Problem to solve: From the entries below, gather each line containing the word "title".

Interface dataset entries:

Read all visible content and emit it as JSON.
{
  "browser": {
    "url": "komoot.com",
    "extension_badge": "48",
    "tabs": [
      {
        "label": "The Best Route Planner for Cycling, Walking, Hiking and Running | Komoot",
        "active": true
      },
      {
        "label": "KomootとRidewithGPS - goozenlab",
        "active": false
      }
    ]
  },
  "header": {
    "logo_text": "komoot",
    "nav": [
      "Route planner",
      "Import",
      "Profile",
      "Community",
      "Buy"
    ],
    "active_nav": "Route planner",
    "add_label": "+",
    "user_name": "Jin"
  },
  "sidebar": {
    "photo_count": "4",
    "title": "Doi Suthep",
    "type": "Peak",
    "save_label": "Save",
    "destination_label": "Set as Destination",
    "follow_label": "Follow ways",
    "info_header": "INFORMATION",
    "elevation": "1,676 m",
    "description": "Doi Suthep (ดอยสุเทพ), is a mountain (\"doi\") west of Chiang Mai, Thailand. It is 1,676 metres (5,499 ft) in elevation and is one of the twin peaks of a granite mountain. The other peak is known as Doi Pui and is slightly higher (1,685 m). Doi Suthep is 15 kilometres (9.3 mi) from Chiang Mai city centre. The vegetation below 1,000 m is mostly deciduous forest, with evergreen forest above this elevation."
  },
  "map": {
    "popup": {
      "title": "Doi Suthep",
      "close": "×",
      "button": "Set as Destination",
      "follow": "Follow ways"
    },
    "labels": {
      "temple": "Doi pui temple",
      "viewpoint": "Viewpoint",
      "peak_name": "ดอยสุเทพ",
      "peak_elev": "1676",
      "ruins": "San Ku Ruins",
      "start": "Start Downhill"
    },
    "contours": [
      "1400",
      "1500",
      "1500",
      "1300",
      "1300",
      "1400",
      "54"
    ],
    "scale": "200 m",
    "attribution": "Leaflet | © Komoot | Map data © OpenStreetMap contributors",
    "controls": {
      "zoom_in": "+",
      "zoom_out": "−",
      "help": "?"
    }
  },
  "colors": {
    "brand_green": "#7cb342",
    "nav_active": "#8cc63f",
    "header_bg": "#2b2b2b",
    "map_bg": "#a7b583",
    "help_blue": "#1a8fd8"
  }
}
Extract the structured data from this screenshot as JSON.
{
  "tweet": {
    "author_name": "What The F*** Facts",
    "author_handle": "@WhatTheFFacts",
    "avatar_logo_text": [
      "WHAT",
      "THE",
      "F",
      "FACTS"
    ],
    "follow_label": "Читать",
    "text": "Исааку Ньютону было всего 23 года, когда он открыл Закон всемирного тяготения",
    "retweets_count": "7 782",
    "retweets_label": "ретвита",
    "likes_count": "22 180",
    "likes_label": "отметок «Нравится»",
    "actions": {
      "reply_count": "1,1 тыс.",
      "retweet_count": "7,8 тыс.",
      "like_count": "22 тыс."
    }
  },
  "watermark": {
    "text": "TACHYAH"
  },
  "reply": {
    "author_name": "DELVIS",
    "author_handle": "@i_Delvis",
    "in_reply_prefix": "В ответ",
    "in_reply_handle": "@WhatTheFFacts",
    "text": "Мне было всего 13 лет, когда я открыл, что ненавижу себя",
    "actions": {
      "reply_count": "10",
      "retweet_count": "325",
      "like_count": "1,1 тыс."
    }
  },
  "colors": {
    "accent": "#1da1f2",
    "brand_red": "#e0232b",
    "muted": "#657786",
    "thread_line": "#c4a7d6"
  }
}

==

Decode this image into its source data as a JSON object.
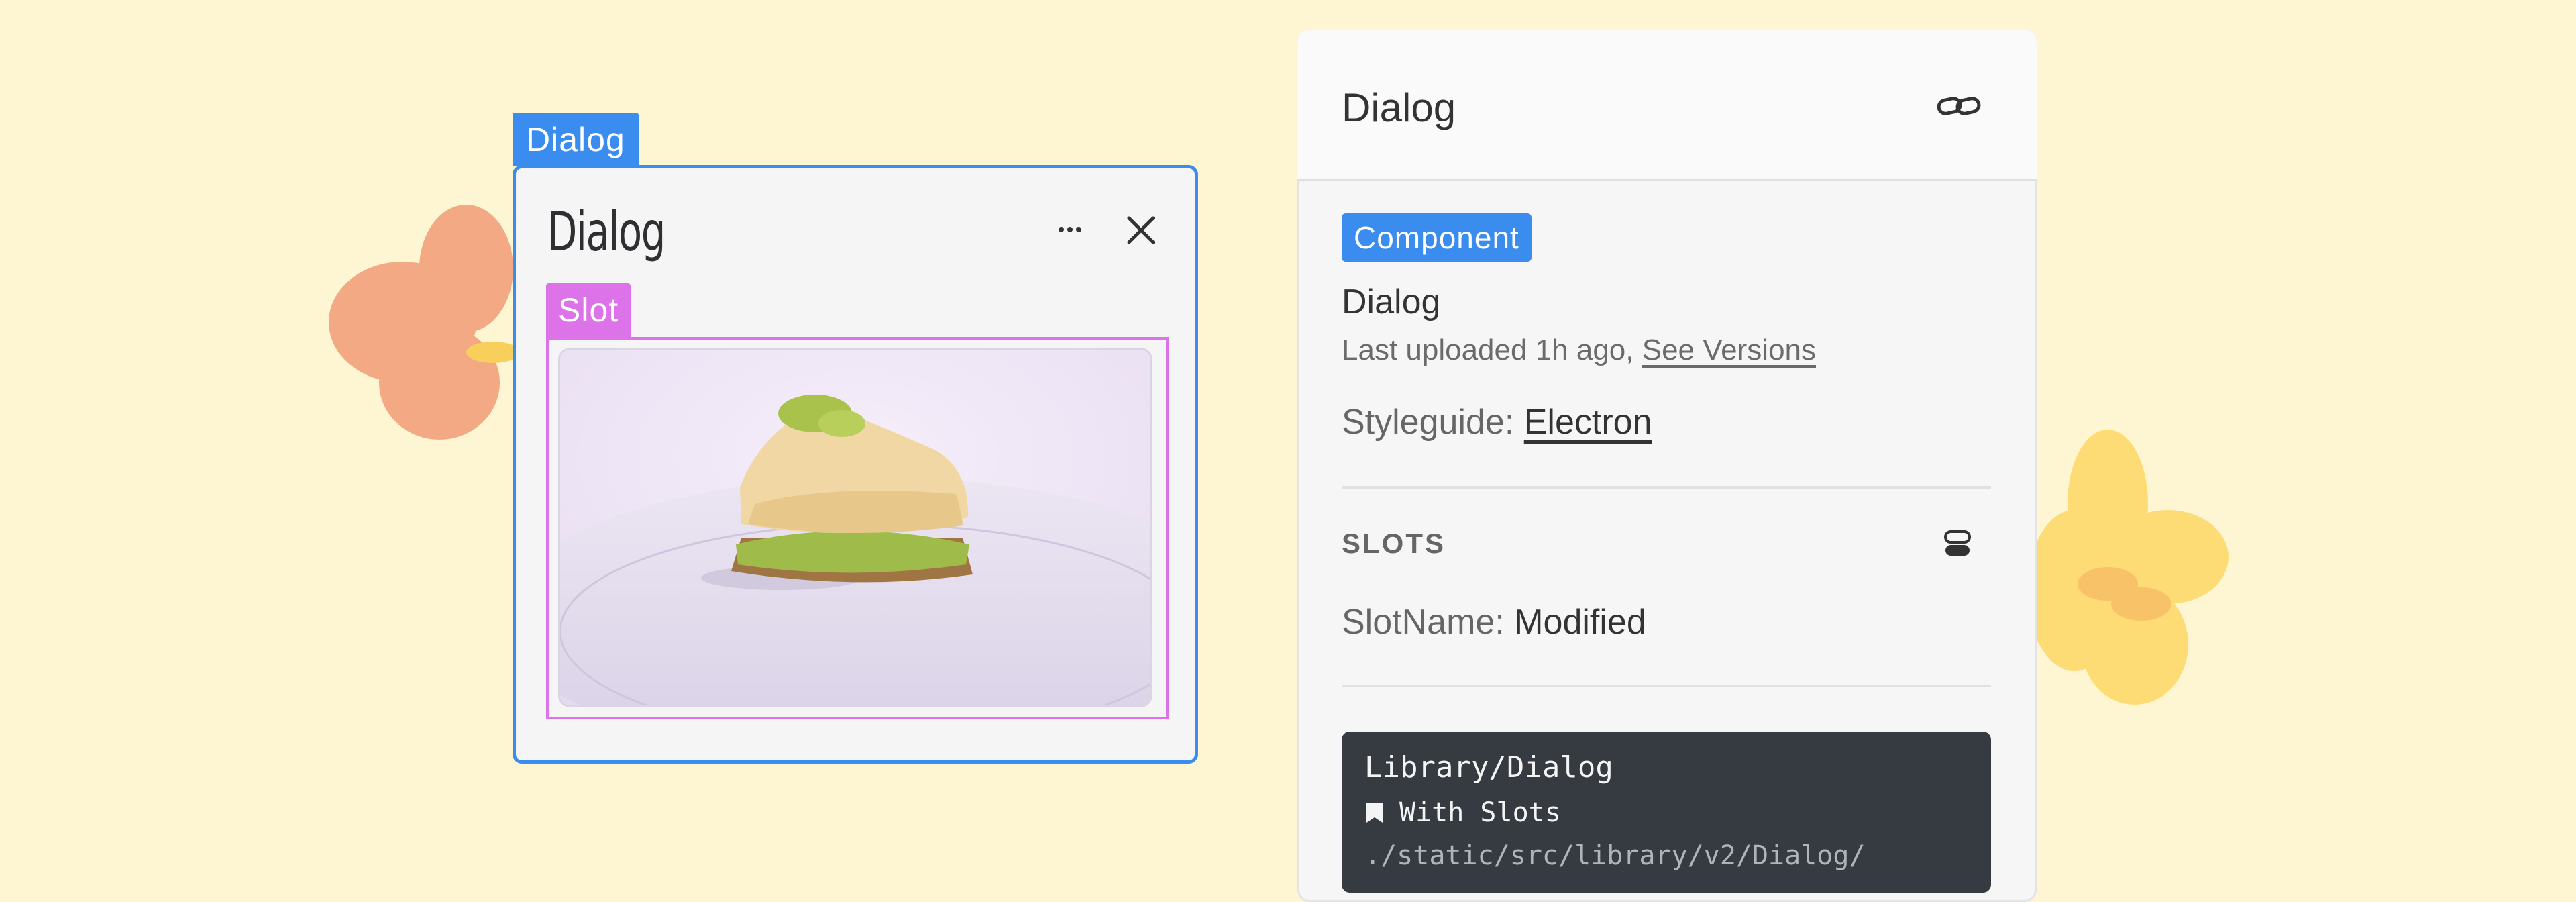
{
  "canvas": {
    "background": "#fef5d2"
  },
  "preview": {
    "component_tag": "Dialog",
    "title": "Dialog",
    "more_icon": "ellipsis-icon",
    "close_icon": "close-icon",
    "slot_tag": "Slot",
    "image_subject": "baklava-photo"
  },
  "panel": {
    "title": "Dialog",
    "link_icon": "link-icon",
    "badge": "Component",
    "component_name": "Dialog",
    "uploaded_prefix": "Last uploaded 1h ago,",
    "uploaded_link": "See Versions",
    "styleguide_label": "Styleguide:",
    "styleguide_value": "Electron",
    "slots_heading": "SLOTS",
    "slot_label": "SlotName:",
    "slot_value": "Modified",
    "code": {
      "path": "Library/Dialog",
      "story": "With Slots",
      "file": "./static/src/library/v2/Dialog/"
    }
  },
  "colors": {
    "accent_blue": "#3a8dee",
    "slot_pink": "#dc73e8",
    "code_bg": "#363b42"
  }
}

Answer to this problem:
    "title": "Doi Suthep",
      "title": "Doi Suthep",
    "title": "Dialog",
    "title": "Dialog",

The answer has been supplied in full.